Puberty is a complicated process both physically and psychologically. We are familiar with the symptoms: breast buds, first menstrual cycle, facial and pubic hair, deeper voice, and body odor. If any of this occurs in a girl before the age of eight, and in a boy before the age of nine, it is known as central precocious puberty (CPP.)
Identifying a child in precocious puberty often starts with a startled mother calling her pediatrician to explain that her four- or six-year-old daughter appears to be developing breasts. The primary pediatrician will refer the young patient to a pediatric endocrinologist and call for a bone age X-ray. An X-ray of the left hand and wrist can determine age. In a CPP child, a six-year-old may have the bone age of a nine-year-old. Although the cause of early puberty is often unknown, the endocrinologist can treat it with medications that will halt puberty and slow the growth of bones to the normal two inches or so a year. If not treated, the growth spurt of these children may peak too early. As a result, they may not even reach five feet in height.
A child with precocious puberty is typically treated with histrelin, which blocks the release of sex hormones that are causing the early onset of puberty. The treatment is usually a monthly or weekly injection, but can also be administered as an under-the-skin implant, or nose spray. Once the child reaches the appropriate age for puberty, the treatments are ended and puberty begins as it should.
Coping with puberty when it happens in the typical fashion is difficult enough. The emotional and psychological impact on a child with CPP is even more stressful. Children with CPP may find that family members, friends and adults treat them differently. Teachers and caregivers may expect them to act in a certain way because they look older.
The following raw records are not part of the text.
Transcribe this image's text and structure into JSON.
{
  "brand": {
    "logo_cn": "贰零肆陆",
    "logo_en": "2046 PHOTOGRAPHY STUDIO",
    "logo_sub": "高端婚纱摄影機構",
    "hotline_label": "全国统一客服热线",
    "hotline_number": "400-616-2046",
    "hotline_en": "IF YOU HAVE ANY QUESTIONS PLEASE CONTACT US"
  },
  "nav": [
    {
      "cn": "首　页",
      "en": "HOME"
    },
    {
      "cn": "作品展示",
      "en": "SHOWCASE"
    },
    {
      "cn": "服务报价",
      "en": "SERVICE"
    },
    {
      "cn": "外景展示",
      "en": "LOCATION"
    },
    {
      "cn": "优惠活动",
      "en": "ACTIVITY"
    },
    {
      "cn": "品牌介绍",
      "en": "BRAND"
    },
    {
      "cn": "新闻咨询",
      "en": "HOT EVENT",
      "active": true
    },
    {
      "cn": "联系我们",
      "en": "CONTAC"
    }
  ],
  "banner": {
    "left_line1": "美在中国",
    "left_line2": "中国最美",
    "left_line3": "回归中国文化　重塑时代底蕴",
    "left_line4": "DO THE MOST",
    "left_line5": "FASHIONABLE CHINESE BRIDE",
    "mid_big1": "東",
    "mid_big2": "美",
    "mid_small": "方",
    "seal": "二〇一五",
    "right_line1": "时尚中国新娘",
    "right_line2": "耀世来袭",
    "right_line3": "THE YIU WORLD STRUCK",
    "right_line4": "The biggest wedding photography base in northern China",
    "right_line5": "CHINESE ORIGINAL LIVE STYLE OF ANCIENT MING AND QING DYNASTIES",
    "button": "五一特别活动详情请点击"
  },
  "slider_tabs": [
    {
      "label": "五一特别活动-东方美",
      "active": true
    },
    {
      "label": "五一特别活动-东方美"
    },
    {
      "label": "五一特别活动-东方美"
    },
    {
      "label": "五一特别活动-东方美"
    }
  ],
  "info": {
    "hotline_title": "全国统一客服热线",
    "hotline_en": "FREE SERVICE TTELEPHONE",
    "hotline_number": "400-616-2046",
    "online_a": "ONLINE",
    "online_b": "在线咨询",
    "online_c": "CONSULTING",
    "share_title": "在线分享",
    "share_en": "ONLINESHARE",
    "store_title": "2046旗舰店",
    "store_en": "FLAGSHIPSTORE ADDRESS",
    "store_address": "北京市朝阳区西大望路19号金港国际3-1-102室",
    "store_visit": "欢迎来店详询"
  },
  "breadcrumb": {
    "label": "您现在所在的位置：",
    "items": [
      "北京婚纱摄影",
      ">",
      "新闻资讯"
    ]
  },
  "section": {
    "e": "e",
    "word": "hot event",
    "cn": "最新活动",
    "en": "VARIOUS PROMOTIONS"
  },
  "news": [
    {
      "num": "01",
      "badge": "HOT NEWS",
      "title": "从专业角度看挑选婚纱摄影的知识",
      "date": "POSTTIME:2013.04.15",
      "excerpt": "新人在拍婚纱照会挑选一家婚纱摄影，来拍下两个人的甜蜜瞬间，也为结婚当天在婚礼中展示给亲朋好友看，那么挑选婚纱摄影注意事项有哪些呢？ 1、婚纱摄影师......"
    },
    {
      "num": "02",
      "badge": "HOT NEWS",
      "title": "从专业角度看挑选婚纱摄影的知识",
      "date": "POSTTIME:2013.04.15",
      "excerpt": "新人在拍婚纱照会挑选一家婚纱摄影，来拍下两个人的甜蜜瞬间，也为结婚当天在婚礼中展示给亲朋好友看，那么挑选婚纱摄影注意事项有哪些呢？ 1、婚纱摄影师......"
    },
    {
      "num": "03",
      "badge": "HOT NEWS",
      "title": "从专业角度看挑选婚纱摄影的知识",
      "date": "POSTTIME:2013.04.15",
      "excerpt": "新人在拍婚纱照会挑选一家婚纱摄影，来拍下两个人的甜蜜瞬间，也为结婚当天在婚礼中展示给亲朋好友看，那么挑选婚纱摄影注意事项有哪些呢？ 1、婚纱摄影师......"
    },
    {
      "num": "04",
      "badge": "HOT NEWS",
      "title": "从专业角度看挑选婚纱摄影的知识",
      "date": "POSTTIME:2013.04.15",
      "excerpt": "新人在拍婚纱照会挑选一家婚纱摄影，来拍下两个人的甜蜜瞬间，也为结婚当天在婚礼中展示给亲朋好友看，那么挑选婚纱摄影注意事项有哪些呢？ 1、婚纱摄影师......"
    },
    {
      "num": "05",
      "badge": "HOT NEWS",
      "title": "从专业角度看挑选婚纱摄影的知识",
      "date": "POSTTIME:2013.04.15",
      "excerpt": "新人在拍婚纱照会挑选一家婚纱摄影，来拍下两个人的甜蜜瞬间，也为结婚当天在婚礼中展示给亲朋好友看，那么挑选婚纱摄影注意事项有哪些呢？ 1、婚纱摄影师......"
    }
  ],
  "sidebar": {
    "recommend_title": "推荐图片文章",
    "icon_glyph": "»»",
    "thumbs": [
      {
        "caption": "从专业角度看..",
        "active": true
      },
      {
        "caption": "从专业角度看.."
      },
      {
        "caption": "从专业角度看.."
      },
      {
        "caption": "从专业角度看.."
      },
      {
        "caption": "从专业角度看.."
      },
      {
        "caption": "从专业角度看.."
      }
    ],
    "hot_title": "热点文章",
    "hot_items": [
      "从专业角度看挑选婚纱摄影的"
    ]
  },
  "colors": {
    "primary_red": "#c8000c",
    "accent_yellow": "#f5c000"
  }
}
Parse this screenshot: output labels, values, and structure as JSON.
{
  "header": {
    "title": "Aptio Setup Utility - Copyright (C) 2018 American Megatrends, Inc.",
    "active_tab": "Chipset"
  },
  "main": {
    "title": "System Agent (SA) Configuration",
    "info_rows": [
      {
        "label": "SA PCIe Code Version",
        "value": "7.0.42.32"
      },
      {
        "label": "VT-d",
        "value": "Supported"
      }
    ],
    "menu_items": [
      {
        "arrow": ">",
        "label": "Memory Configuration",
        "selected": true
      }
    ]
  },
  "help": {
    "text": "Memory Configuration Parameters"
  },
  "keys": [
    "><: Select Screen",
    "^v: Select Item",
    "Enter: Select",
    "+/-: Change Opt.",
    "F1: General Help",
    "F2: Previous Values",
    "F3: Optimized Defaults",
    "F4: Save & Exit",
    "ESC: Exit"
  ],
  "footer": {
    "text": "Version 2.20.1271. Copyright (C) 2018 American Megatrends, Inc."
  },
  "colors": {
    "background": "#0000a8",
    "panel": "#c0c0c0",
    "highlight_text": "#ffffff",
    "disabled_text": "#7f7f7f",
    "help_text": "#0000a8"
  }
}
Children want to look the same as their peers and may be embarrassed by the physical differences. Indeed, a child’s self-esteem must be carefully monitored if he or she is experiencing early puberty.